Injections of a hormone naturally produced by fat cells can reduce the severity of diabetes and related disorders in mice, two teams of scientists report in the August issue of Nature Medicine. The findings also show that the hormone, called adiponectin, plays an active role in regulating blood sugar levels.

Nearly 16 million Americans, almost 6% of the population, have diabetes--an inability to control the blood levels of sugar called glucose. People with type 1 diabetes lack the hormone insulin, which helps cells absorb blood sugar. Insulin also keeps sugar balanced by preventing excess amounts from leaving storage areas in the body, such as the liver. In type 2 diabetes, insulin is present, but cells don't respond. This insulin "resistance," recent studies have shown, develops both in people who are obese and those with very little fat. Because fat tissues are the sole producers of adiponectin, researchers had proposed that the hormone may play a role in metabolism.

Probing the link between adiponectin deficiency and metabolic disorders like diabetes and obesity, researchers from the Albert Einstein College of Medicine in New York City injected adiponectin into wild-type mice, diabetic mice, and obese diabetic mice. The team found that the injections normalized the elevated blood levels of glucose in the mice. In addition, the researchers observed that adiponectin regulated the production of glucose by rat liver cells--suggesting that the hormone helps suppress the release of sugar stores.

Meanwhile, a team at the University of Tokyo also injected mice with adiponectin and saw the same reduction in insulin resistance. However, Takashi Kadowaki and colleagues found that they could completely reverse insulin resistance by injecting mice with both adiponectin and the hormone leptin (another protein produced by fat cells). The two papers "offer a glimpse at the possible physiological roles" for adiponectin, perhaps leading to treatments for both obesity and diabetes, says cell biologist Philipp Scherer, who led the Albert Einstein team.

"If correct, the data are very exciting," says cell biologist Alan Saltiel of the University of Michigan School of Medicine. Much remains to be learned, including the hotly debated mechanisms behind adiponectin's effect. But at least one genomics company, Genset of Paris, France, is already planning clinical trials of the hormone.
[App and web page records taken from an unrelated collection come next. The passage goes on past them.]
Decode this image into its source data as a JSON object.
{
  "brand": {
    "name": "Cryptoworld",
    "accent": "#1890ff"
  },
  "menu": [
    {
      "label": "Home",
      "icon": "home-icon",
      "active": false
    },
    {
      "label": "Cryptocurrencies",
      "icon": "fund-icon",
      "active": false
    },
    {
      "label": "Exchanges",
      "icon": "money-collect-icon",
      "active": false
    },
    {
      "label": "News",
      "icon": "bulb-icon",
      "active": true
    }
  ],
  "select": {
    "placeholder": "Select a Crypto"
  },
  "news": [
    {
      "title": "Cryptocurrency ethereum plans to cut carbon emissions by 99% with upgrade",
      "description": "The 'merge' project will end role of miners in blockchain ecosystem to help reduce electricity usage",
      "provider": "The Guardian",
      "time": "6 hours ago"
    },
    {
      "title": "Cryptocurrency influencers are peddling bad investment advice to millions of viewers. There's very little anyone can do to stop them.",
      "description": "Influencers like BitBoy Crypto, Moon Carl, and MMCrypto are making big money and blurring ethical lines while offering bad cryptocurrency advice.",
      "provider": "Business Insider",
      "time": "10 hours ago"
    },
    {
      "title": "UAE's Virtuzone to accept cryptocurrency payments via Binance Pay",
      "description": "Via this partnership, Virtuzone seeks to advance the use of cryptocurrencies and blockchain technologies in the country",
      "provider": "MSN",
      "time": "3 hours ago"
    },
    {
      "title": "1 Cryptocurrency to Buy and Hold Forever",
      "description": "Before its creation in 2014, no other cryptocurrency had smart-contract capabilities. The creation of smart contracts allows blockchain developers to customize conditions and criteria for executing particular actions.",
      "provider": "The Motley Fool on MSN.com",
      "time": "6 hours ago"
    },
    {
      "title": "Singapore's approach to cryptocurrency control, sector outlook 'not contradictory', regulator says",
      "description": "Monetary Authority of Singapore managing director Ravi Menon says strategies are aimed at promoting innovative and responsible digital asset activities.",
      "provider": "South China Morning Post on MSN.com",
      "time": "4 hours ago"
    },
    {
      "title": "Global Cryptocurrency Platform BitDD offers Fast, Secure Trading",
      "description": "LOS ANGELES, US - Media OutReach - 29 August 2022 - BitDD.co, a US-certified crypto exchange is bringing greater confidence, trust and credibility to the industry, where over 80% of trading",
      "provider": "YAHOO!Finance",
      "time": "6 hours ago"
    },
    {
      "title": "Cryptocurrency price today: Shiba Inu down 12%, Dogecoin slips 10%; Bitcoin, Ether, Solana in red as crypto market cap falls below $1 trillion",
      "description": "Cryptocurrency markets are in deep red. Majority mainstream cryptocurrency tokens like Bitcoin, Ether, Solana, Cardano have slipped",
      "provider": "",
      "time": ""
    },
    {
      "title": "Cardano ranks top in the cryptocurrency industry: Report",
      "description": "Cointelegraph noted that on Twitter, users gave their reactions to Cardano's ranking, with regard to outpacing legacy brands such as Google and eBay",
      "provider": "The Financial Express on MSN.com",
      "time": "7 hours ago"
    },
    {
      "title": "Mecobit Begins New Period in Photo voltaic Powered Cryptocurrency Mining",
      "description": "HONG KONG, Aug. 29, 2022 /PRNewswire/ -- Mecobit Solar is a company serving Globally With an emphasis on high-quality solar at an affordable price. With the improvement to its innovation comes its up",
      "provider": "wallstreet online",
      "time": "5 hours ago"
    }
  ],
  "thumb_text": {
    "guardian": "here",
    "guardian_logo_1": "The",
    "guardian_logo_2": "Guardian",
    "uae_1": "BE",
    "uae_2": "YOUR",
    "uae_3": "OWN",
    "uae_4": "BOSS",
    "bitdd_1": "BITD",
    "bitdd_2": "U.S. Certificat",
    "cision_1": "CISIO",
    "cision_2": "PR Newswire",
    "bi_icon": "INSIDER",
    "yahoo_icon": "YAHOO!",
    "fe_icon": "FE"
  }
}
Related sites

The American Diabetes Association
The Joslin Diabetes Center